Feb 25, 2011

Alzheimer's Caregiver Patience and Persistence

Remember, Patience and Persistence. It is up to you to help make it happen. Keep that in mind.

By Bob DeMarco
Alzheimer's Reading Room

Alzheimer's Caregiver Patience and Persistence
Bob DeMarco
Over the years I noticed when I talk or mentioned something I did or accomplished with Dotty other caregivers will try it. Sometimes they email me and say, wow, its working.

More often than not they try it for a day or two and give up.

I understand and know how easy it is to give up. I know because I did it hundreds of times. This happened mostly because Dotty repeatedly said NO, and I folded up like an accordion.

When I started -- Dotty was mean to me. She also had a behavior that made my stomach hurt. She would get upset, take off, go into her bedroom, curl up in a ball and refuse to come out for hours. Sometime more than a day.

I would go off into another room and think about how bad I was feeling. I finally decided -- this has to change. So,I sat there and tried to figure out how I could introduce change. How could I change Dotty and these behaviors.

Goal number one, turn Dotty back into a sweetie. Took a couple of years. No drugs.

I accomplished that mission by creating a safe, secure, consistent environment. I also reassured Dotty several times each day that everything was going to be okay; and that, I was going to take good care of her. Later on, I started telling her we were in it together and that I was going to be there for her.

I introduced the words "We" and "Us" into the equation. We and Us instead of "I" and "You". Patience and Persistence.

Years later I started to work on the dreaded problems. Pee Pee and Poo Poo. Start, stop, fail. Start, stop, fail. I finally developed the solutions. Patience and Persistence.

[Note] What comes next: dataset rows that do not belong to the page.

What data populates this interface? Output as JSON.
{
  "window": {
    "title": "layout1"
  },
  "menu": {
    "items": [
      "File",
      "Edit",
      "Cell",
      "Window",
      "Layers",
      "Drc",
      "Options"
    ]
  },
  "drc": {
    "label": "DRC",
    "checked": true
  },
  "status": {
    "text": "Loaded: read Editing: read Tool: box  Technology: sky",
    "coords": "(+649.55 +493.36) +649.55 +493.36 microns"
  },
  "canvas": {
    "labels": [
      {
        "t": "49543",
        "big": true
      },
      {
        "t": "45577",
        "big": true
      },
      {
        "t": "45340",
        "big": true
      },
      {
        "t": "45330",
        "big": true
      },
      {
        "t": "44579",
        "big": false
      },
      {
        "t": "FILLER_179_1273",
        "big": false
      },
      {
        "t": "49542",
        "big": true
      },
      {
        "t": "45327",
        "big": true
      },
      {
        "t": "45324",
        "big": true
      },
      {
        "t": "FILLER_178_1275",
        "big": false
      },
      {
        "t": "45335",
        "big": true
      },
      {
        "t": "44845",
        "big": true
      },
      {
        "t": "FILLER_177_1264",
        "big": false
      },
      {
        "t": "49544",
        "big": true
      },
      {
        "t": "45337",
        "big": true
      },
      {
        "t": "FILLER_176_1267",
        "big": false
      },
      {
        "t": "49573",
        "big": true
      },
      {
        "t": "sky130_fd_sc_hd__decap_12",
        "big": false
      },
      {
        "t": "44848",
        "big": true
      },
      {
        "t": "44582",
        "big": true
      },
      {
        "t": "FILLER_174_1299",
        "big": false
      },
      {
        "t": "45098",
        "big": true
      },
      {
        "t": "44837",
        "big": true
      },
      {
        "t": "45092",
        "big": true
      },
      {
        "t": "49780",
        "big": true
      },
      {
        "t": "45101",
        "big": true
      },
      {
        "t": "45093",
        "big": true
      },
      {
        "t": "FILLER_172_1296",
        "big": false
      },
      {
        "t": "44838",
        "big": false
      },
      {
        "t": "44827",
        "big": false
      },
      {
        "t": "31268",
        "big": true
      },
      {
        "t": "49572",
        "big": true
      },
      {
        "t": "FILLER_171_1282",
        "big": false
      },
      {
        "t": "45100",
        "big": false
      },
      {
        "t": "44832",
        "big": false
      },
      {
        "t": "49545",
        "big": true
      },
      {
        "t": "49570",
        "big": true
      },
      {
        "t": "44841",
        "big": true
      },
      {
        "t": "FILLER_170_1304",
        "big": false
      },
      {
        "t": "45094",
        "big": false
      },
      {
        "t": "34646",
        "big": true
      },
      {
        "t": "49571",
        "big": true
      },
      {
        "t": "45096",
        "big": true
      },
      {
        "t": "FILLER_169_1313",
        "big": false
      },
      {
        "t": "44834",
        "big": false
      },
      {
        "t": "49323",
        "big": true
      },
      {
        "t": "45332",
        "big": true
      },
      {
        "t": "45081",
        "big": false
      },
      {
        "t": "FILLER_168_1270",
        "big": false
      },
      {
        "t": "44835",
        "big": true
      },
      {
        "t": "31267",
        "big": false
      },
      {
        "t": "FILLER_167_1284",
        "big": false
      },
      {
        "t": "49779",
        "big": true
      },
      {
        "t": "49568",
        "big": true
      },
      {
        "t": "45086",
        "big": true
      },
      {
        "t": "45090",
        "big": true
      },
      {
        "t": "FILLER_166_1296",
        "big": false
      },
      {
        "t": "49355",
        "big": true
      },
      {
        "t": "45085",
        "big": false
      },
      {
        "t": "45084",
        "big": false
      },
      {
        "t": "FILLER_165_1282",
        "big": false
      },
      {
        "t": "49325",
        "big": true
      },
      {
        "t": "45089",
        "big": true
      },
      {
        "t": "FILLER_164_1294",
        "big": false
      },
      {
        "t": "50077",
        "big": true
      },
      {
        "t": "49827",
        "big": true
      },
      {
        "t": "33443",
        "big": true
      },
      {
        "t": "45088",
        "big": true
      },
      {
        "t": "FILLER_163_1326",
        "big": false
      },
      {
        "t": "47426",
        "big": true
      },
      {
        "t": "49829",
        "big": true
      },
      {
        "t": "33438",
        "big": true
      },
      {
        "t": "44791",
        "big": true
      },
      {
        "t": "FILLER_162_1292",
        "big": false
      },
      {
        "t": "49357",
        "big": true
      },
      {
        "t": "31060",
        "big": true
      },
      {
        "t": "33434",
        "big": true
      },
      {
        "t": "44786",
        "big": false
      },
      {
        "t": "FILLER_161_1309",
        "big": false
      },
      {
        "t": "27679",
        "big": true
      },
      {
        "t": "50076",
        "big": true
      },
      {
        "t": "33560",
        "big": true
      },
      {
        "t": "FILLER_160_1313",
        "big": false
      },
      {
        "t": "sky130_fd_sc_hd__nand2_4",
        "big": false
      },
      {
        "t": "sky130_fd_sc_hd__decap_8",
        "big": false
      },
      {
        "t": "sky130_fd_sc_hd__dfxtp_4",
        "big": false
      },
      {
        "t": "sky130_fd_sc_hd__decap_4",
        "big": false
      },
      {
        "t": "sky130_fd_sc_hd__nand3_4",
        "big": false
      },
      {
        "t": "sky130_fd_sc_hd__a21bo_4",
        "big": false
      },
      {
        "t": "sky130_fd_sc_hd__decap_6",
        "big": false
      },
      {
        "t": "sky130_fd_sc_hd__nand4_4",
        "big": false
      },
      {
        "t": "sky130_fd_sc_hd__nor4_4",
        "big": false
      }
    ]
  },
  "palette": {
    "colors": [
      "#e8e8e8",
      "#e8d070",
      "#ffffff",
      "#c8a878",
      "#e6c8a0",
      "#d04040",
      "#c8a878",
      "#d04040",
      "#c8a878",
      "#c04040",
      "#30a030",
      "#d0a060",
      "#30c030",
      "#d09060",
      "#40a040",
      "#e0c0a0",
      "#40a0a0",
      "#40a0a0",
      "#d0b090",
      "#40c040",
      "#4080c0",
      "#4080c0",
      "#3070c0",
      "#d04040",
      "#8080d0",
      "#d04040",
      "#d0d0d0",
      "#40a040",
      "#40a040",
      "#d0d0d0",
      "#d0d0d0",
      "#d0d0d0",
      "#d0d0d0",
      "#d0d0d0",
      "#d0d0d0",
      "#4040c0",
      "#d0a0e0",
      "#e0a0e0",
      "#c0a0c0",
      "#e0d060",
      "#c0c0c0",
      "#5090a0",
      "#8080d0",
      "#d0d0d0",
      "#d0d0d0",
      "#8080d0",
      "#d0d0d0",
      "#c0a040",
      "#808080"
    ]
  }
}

Then another dreaded problem came into focus. The dreaded urinary tract infection. Start, stop, fail. Start, stop, fail. Finally, we beat it. Patience and Persistence.

It never dawned on me to give up. Here is one reason. I'm here. I'm the caregiver. And, its up to me. I never knew how long I would be doing this. I made a simple decision. I'm here, I am going to conquer these problems one by one. Patience and Persistence.

Now to Pete the Repeat Parrot.

If you think you are going to put the parrot in front of the patient and see some magic -- forgetaboutit.

You have to get involved. Get the ball rolling so to speak.

How do you get involved? Here is the scenario.

Parrot sitting on a table a foot or two from the patient. Directly in front of the patient.

You lean over and say, an apple a day keeps the doctor away. Not all a once. A word or two at a time.

An apple -- (parrot repeats)
A day -- (parrot repeats)
Keeps -- (parrot repeats)
the Doctor -- (parrot repeats)
Away -- (parrot repeats).

Let me ask you? You have somewhere else you need to be? No. Okay be patient. You are going to do this over and over, maybe ten times a day.

You can change what you are saying to the parrot. Singing is a good idea.

Hello Dotty -- (parrot repeats)
Hello Dotty -- (parrot repeats)
Its so nice -- (parrot repeats)
To have you -- (parrot repeats)
Back -- (parrot repeats)
Where -- (parrot repeats)
You belong -- (parrot repeats).

You're looking swell Dotty -- (parrot repeats)
I can Tell Dotty -- (parrot repeats).......

By now you should be getting the picture. You can use your own rhymes and songs.

Before you start working with the parrot, you need to assess where you are on day one.

How does the patient react to the parrot? Or, do they react? How do they look? Where are you and the patient in space and time?

Then each day you will reassess to determine if you are seeing any difference. Where are you on day 5, day 22?

How does the patient look? Any difference? Any smile? Any change in behavior? How is the interaction? Any discernible difference in how the patients sleeps? Less naps? Less boredom? Less staring into space?

One last thing. Put the parrot directly in front of the patient. Leave the parrot on at all times. Leave the room. Keep your eyes and ears open. If you hear anything don't interrupt.

Concentrate on listening to the voice of your patient. Sound any different? Any happiness? Stronger? Different in any way?

Okay. Get back to me in 22 days.

Remember, Patience and Persistence. It is up to you to help make it happen. Keep that in mind.

Repeat Talking Toy Parrot
Repeat Talking Toy Parrot

Related content.

Bob DeMarco
Bob DeMarco is the Founder of the Alzheimer's Reading Room and an Alzheimer's caregiver. The ARR knowledge base contains more than 3,811 articles with more than 306,100 links on the Internet. Bob lives in Delray Beach, FL.

Original content Bob DeMarco, the Alzheimer's Reading Room